THE TRANSATLANTIC MAGAZINE
Press Secretary Jen Psaki announced today that President Biden will travel to the UK in June. It will be his first overseas travel as President. He will attend the G7 Summit, being held in Cornwall from June 11-13.
This comes despite reports that the President could be anti-British, possibly because of his Irish heritage. It is also noteworthy that Biden’s first call to a European leader as president was to the British prime minister, Boris Johnson.
Ms Psaki said: “This trip will highlight his commitment to restoring our alliances, revitalizing the Transatlantic relationship, and working in close cooperation with our allies and multilateral partners to address global challenges and better secure America’s interests ... he will reinforce our commitment to multilateralism, work to advance key U.S. policy priorities on public health, economic recovery, and climate change, and demonstrate solidarity and shared values among major democracies. He will also hold bilateral meetings with fellow G7 leaders, including British Prime Minister Boris Johnson.”
The summit will be held at Carbis Bay, near St Ives, on the north coast of Cornwall. The G7 member states are the United Kingdom, United States, Germany, France, Canada, Italy and Japan. Leaders from the EU, Australia, India, and South Korea will attend the meeting as guests.
Following the summit, President Biden will travel to Brussels, Belgium, for the NATO Summit on June 14, where he is expected to affirm the United States’ commitment to NATO, Transatlantic security, and collective defense.

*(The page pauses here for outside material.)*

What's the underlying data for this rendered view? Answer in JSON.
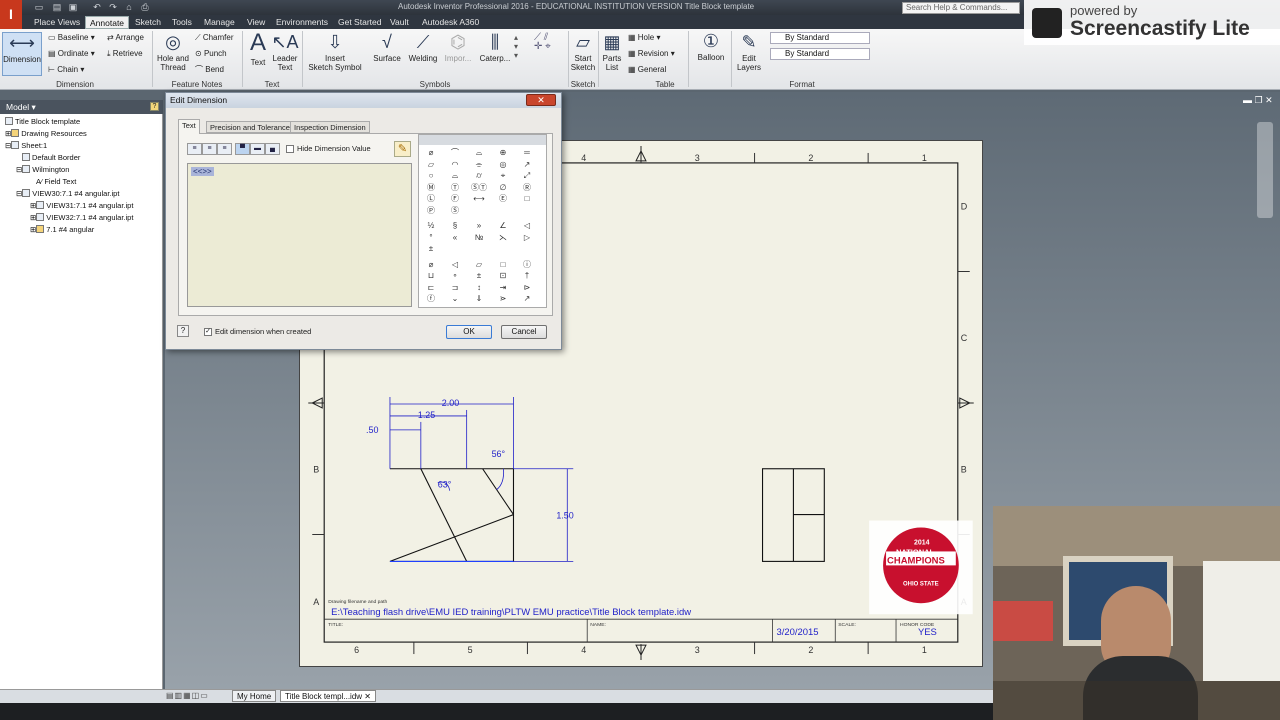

Ms Psaki explained: “NATO leaders will discuss how to orient the Alliance to future threats and ensure effective burden sharing. The President will also hold bilateral meetings with fellow NATO leaders.” While in Brussels he will also take part in a US-EU Summit, where he will underscore America’s commitment to a strong Transatlantic partnership based on shared interests and values and discuss common approaches to ensure global health security, stimulate global economic recovery, tackle climate change, enhance digital and trade cooperation, strengthen democracy, and address mutual foreign policy concerns.